In May 2009, Ian Small, formerly a senior vice president at database maker MarkLogic Corp., became the third chief executive officer in two years of ailing video-chat service TokBox. Sequoia Capital and Bain Capital Ventures hired Small to try to get a return on the $14 million they and angel investors had invested since the startup’s launch in May 2007.
Unlike Skype, its biggest competitor, TokBox had been offering users video chat without requiring them to download software. But after two years, TokBox had stalled at an average of about 180,000 unique users a month, according to Web traffic analysis firm Compete, and Small won’t say how many users it has now. (By comparison, Skype says it has 23 million users online at peak times during the day.) Convinced TokBox could grow by shifting focus to provide its technology to businesses that wanted to integrate video on their websites, Small in mid-November launched OpenTok, a free service for embedding video-chat rooms.
The 20-employee San Francisco business still offers video chat through its website for consumers and small businesses, but is no longer trying to compete with the dozen or so companies offering such services, Small says. Rather than fight for individuals, TokBox is focusing on OpenTok, hoping to eventually build a profitable business through a large network of partner websites. “From that perspective, [TokBox] seems to be different,” says Irene Berlinsky, an analyst for technology research firm IDC.
Investors DAG Ventures, Bain, and Sequoia gave Small a vote of confidence when he introduced OpenTok, investing an additional $12 million, and at least five companies are testing the service, including speed-dating site WinkVid and live poker portal PokerView. Small spoke recently with Bloomberg.com contributor Antone Gonsalves about the challenges of building a business in online video chat and how he plans to make TokBox profitable. Edited excerpts of their conversation follow.
Antone Gonsalves: Why did TokBox fail to attract enough consumers to build a business around online video chat?
Ian Small: Consumers are fairly fickle. There’s a fairly impressive acquisition rate [initially] that any of the sites in this space have. People try it, they use it for a while, then they stop using it. There’s a fair amount of churn in the consumer base. One of the reasons for that is when you are in the video-chat business, there is no asset that gets created that stays around. If you think about Facebook, the thing that keeps bringing people back is the growing base of content. If you look at Skype’s acquisition rate, it should have half the planet by now. They have the same churn issues as everybody else, because essentially it’s a telephone. You use it for the time frame you want to use it for and when you’re done, you may not want to use it again.
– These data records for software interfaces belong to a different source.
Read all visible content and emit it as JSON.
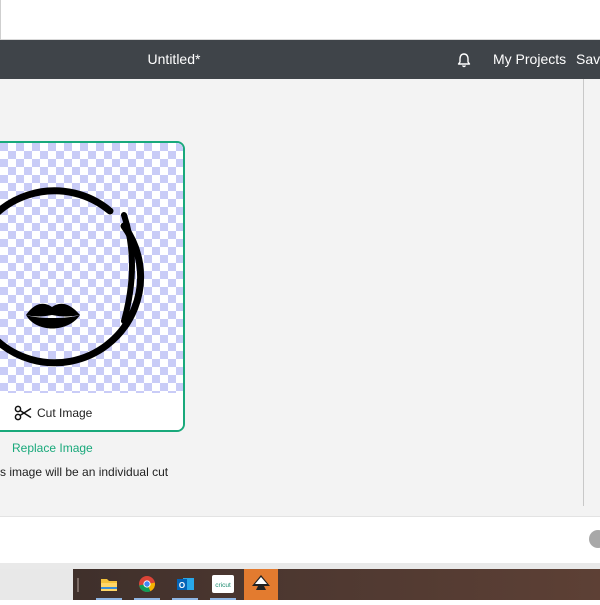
{
  "header": {
    "title": "Untitled*",
    "notifications_icon": "bell-icon",
    "my_projects_label": "My Projects",
    "save_label": "Save"
  },
  "image_card": {
    "cut_label": "Cut Image",
    "cut_icon": "scissors-icon",
    "replace_label": "Replace Image",
    "note": "s image will be an individual cut"
  },
  "colors": {
    "accent": "#19a97b",
    "header_bg": "#3f4449",
    "checker": "#c9ccf7"
  },
  "taskbar": {
    "apps": [
      {
        "name": "file-explorer-icon"
      },
      {
        "name": "chrome-icon"
      },
      {
        "name": "outlook-icon"
      },
      {
        "name": "cricut-icon",
        "label": "cricut"
      },
      {
        "name": "inkscape-icon"
      }
    ]
  }
}
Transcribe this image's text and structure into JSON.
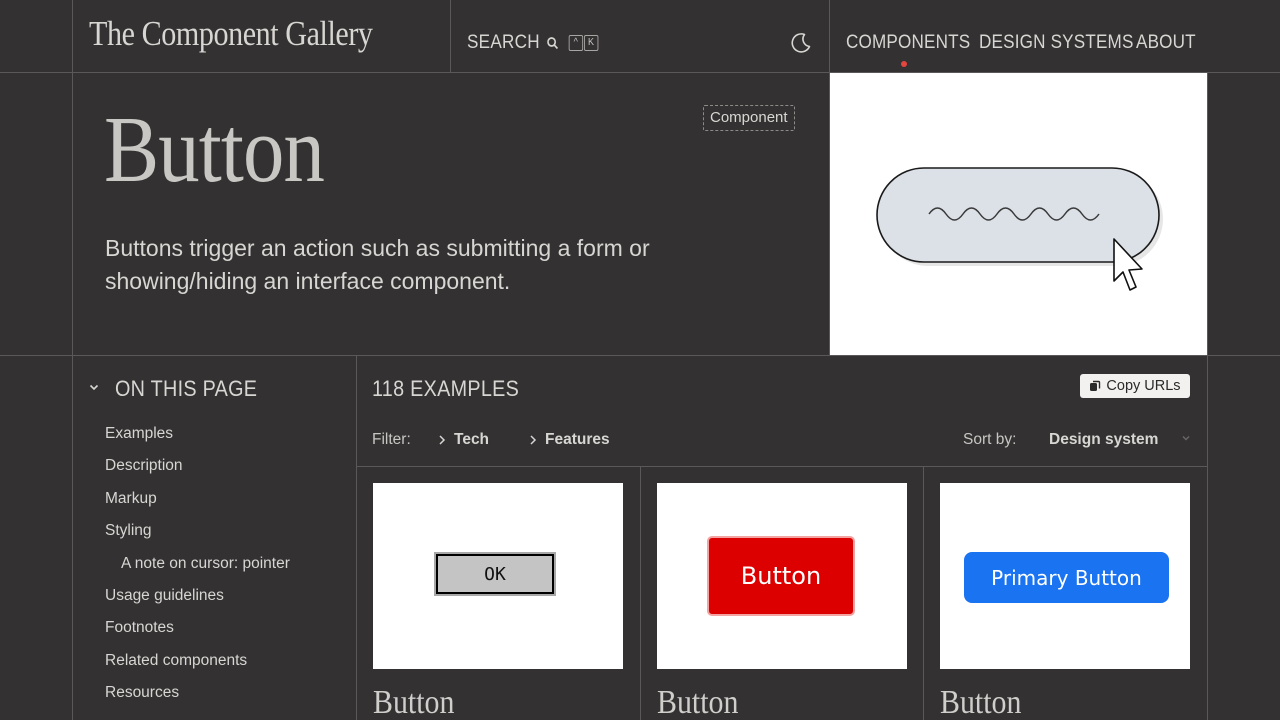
{
  "header": {
    "site_title": "The Component Gallery",
    "search_label": "SEARCH",
    "search_keys": [
      "^",
      "K"
    ],
    "nav": [
      {
        "label": "COMPONENTS",
        "active": true
      },
      {
        "label": "DESIGN SYSTEMS",
        "active": false
      },
      {
        "label": "ABOUT",
        "active": false
      }
    ]
  },
  "hero": {
    "title": "Button",
    "badge": "Component",
    "description": "Buttons trigger an action such as submitting a form or showing/hiding an interface component."
  },
  "toc": {
    "heading": "ON THIS PAGE",
    "items": [
      "Examples",
      "Description",
      "Markup",
      "Styling",
      "A note on cursor: pointer",
      "Usage guidelines",
      "Footnotes",
      "Related components",
      "Resources"
    ]
  },
  "examples": {
    "count_label": "118 EXAMPLES",
    "copy_label": "Copy URLs",
    "filter_label": "Filter:",
    "filters": [
      "Tech",
      "Features"
    ],
    "sort_label": "Sort by:",
    "sort_value": "Design system",
    "cards": [
      {
        "title": "Button",
        "preview_text": "OK"
      },
      {
        "title": "Button",
        "preview_text": "Button"
      },
      {
        "title": "Button",
        "preview_text": "Primary Button"
      }
    ]
  },
  "colors": {
    "background": "#333132",
    "nav_indicator": "#e2463f",
    "red_button": "#dd0000",
    "blue_button": "#1a73f0"
  },
  "icons": [
    "search-icon",
    "moon-icon",
    "chevron-down-icon",
    "chevron-right-icon",
    "copy-icon",
    "cursor-icon"
  ]
}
Q: So how does OpenTok fit within the online video-chat ecosystem?
A: What we’ve done with OpenTok is to take what we already know and come up with a completely new and different angle that literally no one else is providing at the moment. People are able to engage with each other, face-to-face, around the content they care most about, where that content is [on a website]. Two- way video and multi-way video is very much one of the next frontiers of the Web. It’s one of the few things online that today is not actually integrated into the Web. And that creates a huge opportunity for us. Videoconferencing is something you go to. It doesn’t happen where you are. It exists in its own silo. OpenTok is trying to break down the walls of that silo, so video engagements are wherever you want [them] on the Web.
Q: Can you give examples of how OpenTok would work?
A: The model is completely up to the site that is implementing OpenTok. If you were a dating site, you’d be setting things up so you were only chatting with potential matches based on your profile criteria. If you were a poker site, the people you would be chatting with would be the people you were in the poker game with. But perhaps there’d be an audience watching you, but you wouldn’t be chatting with them, they’d just be watching you and your four or five or eight other players. So it’s really all about the business rules of the site and how it makes sense to integrate chat for that particular activity.
Q: How do you see OpenTok eventually making money? Will it be through advertising, licensing the technology, or a combination of both?
A: We identified two possibilities. If the activity is more toward the media, entertainment, and gaming side of the equation, then an advertising model is extremely viable. After all, we are delivering rich media and we have an excellent infrastructure for being able to deliver rich media advertising, so that’s a very natural model. But as we were out talking to companies, we also discovered that there were a whole set of features they were interested in that for us are possibilities for providing premium services, whether that’s around large audience sizes [or] forms of security or encryption.
Q: As a consumer service, TokBox was not built with the security mechanisms that businesses would demand, such as encryption of the video stream. Is OpenTok ready for the corporate market?
A: As business-oriented sites, for instance in the health-care field, start to adopt this platform, there’s going to be a demand for us to improve the robustness with which we protect the video signals. That’s something we have to work on. Our focus at TokBox and in the initial going with OpenTok is very much in the consumer space where security is less of a premium than it would be in the business space. As we see adoption in [the latter], security will become something we’re more focused on and it’s definitely something that’s on our road map.
To contact the reporter on this story: Antone Gonsalves at email@example.com.
To contact the editor responsible for this story: Nick Leiber at firstname.lastname@example.org